### Work item:
The answer is every line of the records that holds the word "Show", copied in full.
——————————
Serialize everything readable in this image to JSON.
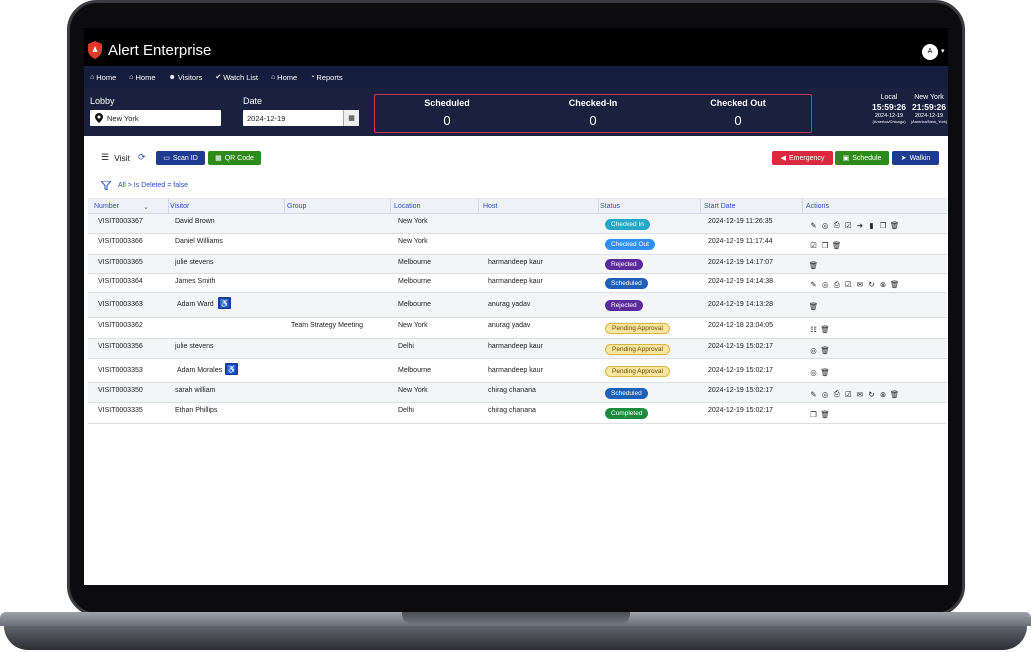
{
  "brand": {
    "name": "Alert Enterprise"
  },
  "user": {
    "initial": "A"
  },
  "nav": [
    {
      "label": "Home",
      "icon": "home-icon"
    },
    {
      "label": "Home",
      "icon": "home-icon"
    },
    {
      "label": "Visitors",
      "icon": "users-icon"
    },
    {
      "label": "Watch List",
      "icon": "check-icon"
    },
    {
      "label": "Home",
      "icon": "home-icon"
    },
    {
      "label": "Reports",
      "icon": "gauge-icon"
    }
  ],
  "info": {
    "lobby_label": "Lobby",
    "lobby_value": "New York",
    "date_label": "Date",
    "date_value": "2024-12-19",
    "stats": [
      {
        "title": "Scheduled",
        "value": "0"
      },
      {
        "title": "Checked-In",
        "value": "0"
      },
      {
        "title": "Checked Out",
        "value": "0"
      }
    ],
    "clocks": [
      {
        "label": "Local",
        "time": "15:59:26",
        "date": "2024-12-19",
        "zone": "(America/Chicago)"
      },
      {
        "label": "New York",
        "time": "21:59:26",
        "date": "2024-12-19",
        "zone": "(America/New_York)"
      }
    ]
  },
  "toolbar": {
    "visit_label": "Visit",
    "scan_label": "Scan ID",
    "qr_label": "QR Code",
    "emergency_label": "Emergency",
    "schedule_label": "Schedule",
    "walkin_label": "Walkin",
    "filter_text": "All > Is Deleted = false"
  },
  "columns": [
    "Number",
    "Visitor",
    "Group",
    "Location",
    "Host",
    "Status",
    "Start Date",
    "Actions"
  ],
  "rows": [
    {
      "number": "VISIT0003367",
      "visitor": "David Brown",
      "group": "",
      "location": "New York",
      "host": "",
      "status": "Checked In",
      "start": "2024-12-19 11:26:35",
      "wheelchair": false,
      "actions": [
        "edit",
        "user",
        "print",
        "checkbox",
        "checkout",
        "badge",
        "copy",
        "trash"
      ]
    },
    {
      "number": "VISIT0003366",
      "visitor": "Daniel Williams",
      "group": "",
      "location": "New York",
      "host": "",
      "status": "Checked Out",
      "start": "2024-12-19 11:17:44",
      "wheelchair": false,
      "actions": [
        "checkbox",
        "copy",
        "trash"
      ]
    },
    {
      "number": "VISIT0003365",
      "visitor": "julie stevens",
      "group": "",
      "location": "Melbourne",
      "host": "harmandeep kaur",
      "status": "Rejected",
      "start": "2024-12-19 14:17:07",
      "wheelchair": false,
      "actions": [
        "trash"
      ]
    },
    {
      "number": "VISIT0003364",
      "visitor": "James Smith",
      "group": "",
      "location": "Melbourne",
      "host": "harmandeep kaur",
      "status": "Scheduled",
      "start": "2024-12-19 14:14:38",
      "wheelchair": false,
      "actions": [
        "edit",
        "user",
        "print",
        "checkbox",
        "mail",
        "refresh",
        "cancel",
        "trash"
      ]
    },
    {
      "number": "VISIT0003363",
      "visitor": "Adam Ward",
      "group": "",
      "location": "Melbourne",
      "host": "anurag yadav",
      "status": "Rejected",
      "start": "2024-12-19 14:13:28",
      "wheelchair": true,
      "actions": [
        "trash"
      ]
    },
    {
      "number": "VISIT0003362",
      "visitor": "",
      "group": "Team Strategy Meeting",
      "location": "New York",
      "host": "anurag yadav",
      "status": "Pending Approval",
      "start": "2024-12-18 23:04:05",
      "wheelchair": false,
      "actions": [
        "group",
        "trash"
      ]
    },
    {
      "number": "VISIT0003356",
      "visitor": "julie stevens",
      "group": "",
      "location": "Delhi",
      "host": "harmandeep kaur",
      "status": "Pending Approval",
      "start": "2024-12-19 15:02:17",
      "wheelchair": false,
      "actions": [
        "user",
        "trash"
      ]
    },
    {
      "number": "VISIT0003353",
      "visitor": "Adam Morales",
      "group": "",
      "location": "Melbourne",
      "host": "harmandeep kaur",
      "status": "Pending Approval",
      "start": "2024-12-19 15:02:17",
      "wheelchair": true,
      "actions": [
        "user",
        "trash"
      ]
    },
    {
      "number": "VISIT0003350",
      "visitor": "sarah william",
      "group": "",
      "location": "New York",
      "host": "chirag chanana",
      "status": "Scheduled",
      "start": "2024-12-19 15:02:17",
      "wheelchair": false,
      "actions": [
        "edit",
        "user",
        "print",
        "checkbox",
        "mail",
        "refresh",
        "cancel",
        "trash"
      ]
    },
    {
      "number": "VISIT0003335",
      "visitor": "Ethan Phillips",
      "group": "",
      "location": "Delhi",
      "host": "chirag chanana",
      "status": "Completed",
      "start": "2024-12-19 15:02:17",
      "wheelchair": false,
      "actions": [
        "copy",
        "trash"
      ]
    }
  ],
  "status_colors": {
    "Checked In": {
      "bg": "#25a8c6",
      "fg": "#ffffff"
    },
    "Checked Out": {
      "bg": "#2f8ff0",
      "fg": "#ffffff"
    },
    "Rejected": {
      "bg": "#5b2a9d",
      "fg": "#ffffff"
    },
    "Scheduled": {
      "bg": "#1f5fb8",
      "fg": "#ffffff"
    },
    "Pending Approval": {
      "bg": "#fbe6a0",
      "fg": "#6b4f00"
    },
    "Completed": {
      "bg": "#1e8a3c",
      "fg": "#ffffff"
    }
  },
  "colors": {
    "emergency": "#d8293f",
    "schedule": "#2f8a1c",
    "walkin": "#1e3b8f",
    "scan": "#1e3b8f",
    "qr": "#2f8a1c"
  }
}
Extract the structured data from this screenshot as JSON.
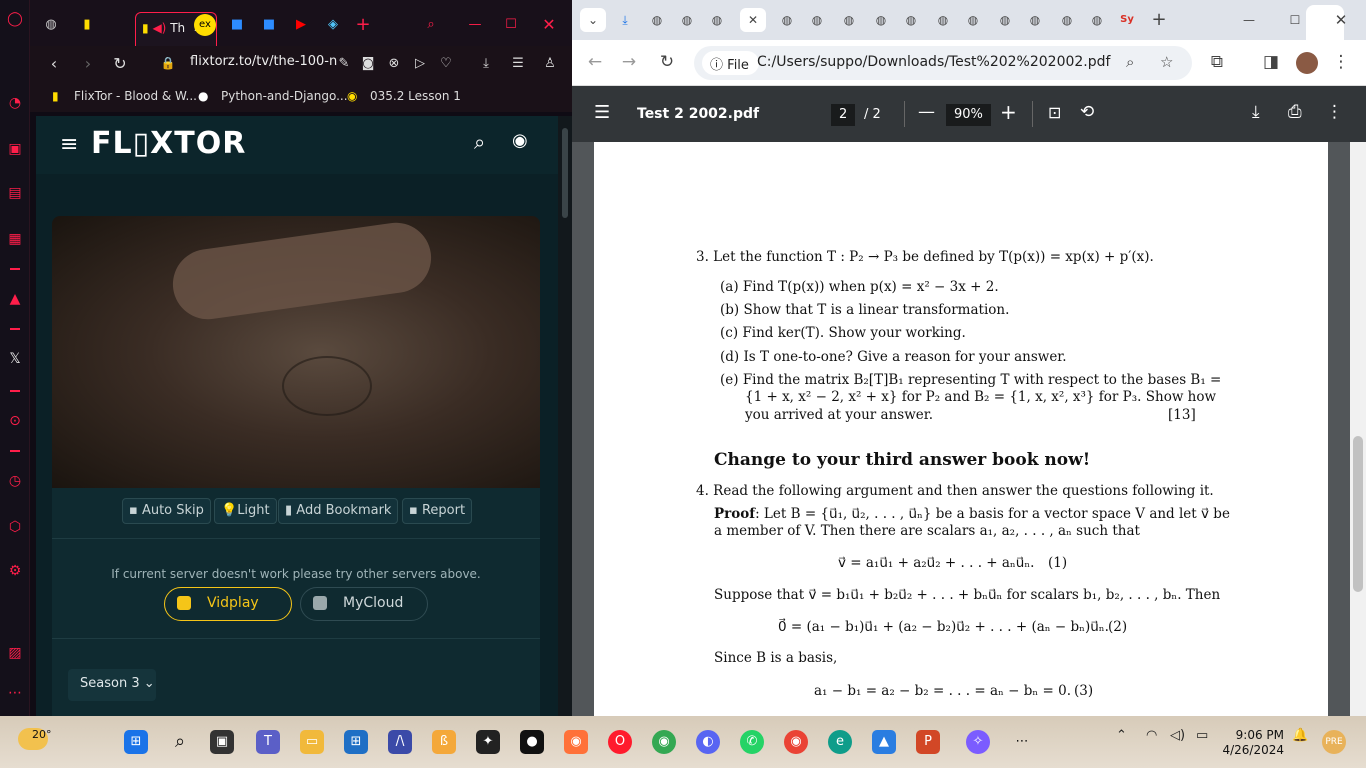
{
  "opera": {
    "active_tab_label": "Th",
    "url": "flixtorz.to/tv/the-100-n",
    "bookmarks": [
      "FlixTor - Blood & W...",
      "Python-and-Django...",
      "035.2 Lesson 1"
    ]
  },
  "site": {
    "logo": "FL▯XTOR",
    "controls": {
      "auto_skip": "Auto Skip",
      "light": "Light",
      "add_bookmark": "Add Bookmark",
      "report": "Report"
    },
    "server_hint": "If current server doesn't work please try other servers above.",
    "servers": [
      "Vidplay",
      "MyCloud"
    ],
    "season": "Season 3"
  },
  "chrome": {
    "file_chip": "File",
    "url": "C:/Users/suppo/Downloads/Test%202%202002.pdf",
    "pdf": {
      "title": "Test 2 2002.pdf",
      "page_current": "2",
      "page_total": "/ 2",
      "zoom": "90%"
    }
  },
  "document": {
    "q3": "3.  Let the function T : P₂ → P₃ be defined by T(p(x)) = xp(x) + p′(x).",
    "q3a": "(a)  Find T(p(x)) when p(x) = x² − 3x + 2.",
    "q3b": "(b)  Show that T is a linear transformation.",
    "q3c": "(c)  Find ker(T). Show your working.",
    "q3d": "(d)  Is T one-to-one? Give a reason for your answer.",
    "q3e1": "(e)  Find the matrix B₂[T]B₁ representing T with respect to the bases B₁ =",
    "q3e2": "{1 + x, x² − 2, x² + x} for P₂ and B₂ = {1, x, x², x³} for P₃. Show how",
    "q3e3": "you arrived at your answer.",
    "q3marks": "[13]",
    "change": "Change to your third answer book now!",
    "q4": "4.  Read the following argument and then answer the questions following it.",
    "proof1_bold": "Proof",
    "proof1": ": Let B = {u⃗₁, u⃗₂, . . . , u⃗ₙ} be a basis for a vector space V and let v⃗ be",
    "proof2": "a member of V. Then there are scalars a₁, a₂, . . . , aₙ such that",
    "eq1": "v⃗ = a₁u⃗₁ + a₂u⃗₂ + . . . + aₙu⃗ₙ.",
    "eq1n": "(1)",
    "suppose": "Suppose that v⃗ = b₁u⃗₁ + b₂u⃗₂ + . . . + bₙu⃗ₙ for scalars b₁, b₂, . . . , bₙ. Then",
    "eq2": "0⃗ = (a₁ − b₁)u⃗₁ + (a₂ − b₂)u⃗₂ + . . . + (aₙ − bₙ)u⃗ₙ.",
    "eq2n": "(2)",
    "since": "Since B is a basis,",
    "eq3": "a₁ − b₁ = a₂ − b₂ = . . . = aₙ − bₙ = 0.",
    "eq3n": "(3)"
  },
  "taskbar": {
    "weather": "20°",
    "time": "9:06 PM",
    "date": "4/26/2024"
  }
}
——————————
### Exercise solution:
    "q3b": "(b)  Show that T is a linear transformation.",
    "q3c": "(c)  Find ker(T). Show your working.",
    "q3e2": "{1 + x, x² − 2, x² + x} for P₂ and B₂ = {1, x, x², x³} for P₃. Show how",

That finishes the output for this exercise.